§ Problem to solve
All lines from the one with "Output a JSON" to the end of the entries below must be written out exactly. Leave out any other line.

[Data section — start]

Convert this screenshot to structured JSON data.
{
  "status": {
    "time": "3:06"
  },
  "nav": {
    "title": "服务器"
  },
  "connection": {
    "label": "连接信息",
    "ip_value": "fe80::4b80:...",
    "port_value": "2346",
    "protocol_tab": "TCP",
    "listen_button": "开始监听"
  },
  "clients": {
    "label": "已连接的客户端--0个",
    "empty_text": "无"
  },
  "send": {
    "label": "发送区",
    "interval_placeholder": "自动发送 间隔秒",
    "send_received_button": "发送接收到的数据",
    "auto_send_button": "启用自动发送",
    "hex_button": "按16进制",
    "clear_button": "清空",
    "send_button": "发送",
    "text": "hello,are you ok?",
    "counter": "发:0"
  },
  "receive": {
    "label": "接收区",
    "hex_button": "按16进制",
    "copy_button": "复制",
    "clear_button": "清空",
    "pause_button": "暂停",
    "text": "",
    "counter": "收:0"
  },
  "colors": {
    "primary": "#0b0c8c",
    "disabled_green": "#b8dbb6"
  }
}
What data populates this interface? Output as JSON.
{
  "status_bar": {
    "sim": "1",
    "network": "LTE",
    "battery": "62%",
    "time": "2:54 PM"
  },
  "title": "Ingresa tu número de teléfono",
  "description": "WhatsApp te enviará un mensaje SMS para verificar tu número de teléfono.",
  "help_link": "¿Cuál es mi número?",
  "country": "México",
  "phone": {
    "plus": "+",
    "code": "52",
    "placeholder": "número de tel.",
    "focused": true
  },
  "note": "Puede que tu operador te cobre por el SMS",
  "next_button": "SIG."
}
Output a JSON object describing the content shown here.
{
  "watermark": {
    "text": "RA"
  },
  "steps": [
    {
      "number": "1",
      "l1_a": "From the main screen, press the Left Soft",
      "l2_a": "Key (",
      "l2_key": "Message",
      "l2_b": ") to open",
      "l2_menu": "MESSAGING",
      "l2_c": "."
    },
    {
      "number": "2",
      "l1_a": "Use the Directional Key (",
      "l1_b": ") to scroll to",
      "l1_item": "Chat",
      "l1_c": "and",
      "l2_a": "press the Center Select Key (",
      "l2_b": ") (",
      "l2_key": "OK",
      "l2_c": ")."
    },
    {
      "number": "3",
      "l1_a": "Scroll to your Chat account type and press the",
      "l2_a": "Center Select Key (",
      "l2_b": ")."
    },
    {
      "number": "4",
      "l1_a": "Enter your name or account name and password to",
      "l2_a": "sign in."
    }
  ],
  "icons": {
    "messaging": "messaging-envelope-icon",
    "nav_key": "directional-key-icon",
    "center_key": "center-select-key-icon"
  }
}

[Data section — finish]

§ Answer box
Output a JSON object describing the content shown here.
{
  "watermark": {
    "text": "RA"
  },
  "steps": [
    {
      "number": "1",
      "l1_a": "From the main screen, press the Left Soft",
      "l2_a": "Key (",
      "l2_key": "Message",
      "l2_b": ") to open",
      "l2_menu": "MESSAGING",
      "l2_c": "."
    },
    {
      "number": "2",
      "l1_a": "Use the Directional Key (",
      "l1_b": ") to scroll to",
      "l1_item": "Chat",
      "l1_c": "and",
      "l2_a": "press the Center Select Key (",
      "l2_b": ") (",
      "l2_key": "OK",
      "l2_c": ")."
    },
    {
      "number": "3",
      "l1_a": "Scroll to your Chat account type and press the",
      "l2_a": "Center Select Key (",
      "l2_b": ")."
    },
    {
      "number": "4",
      "l1_a": "Enter your name or account name and password to",
      "l2_a": "sign in."
    }
  ],
  "icons": {
    "messaging": "messaging-envelope-icon",
    "nav_key": "directional-key-icon",
    "center_key": "center-select-key-icon"
  }
}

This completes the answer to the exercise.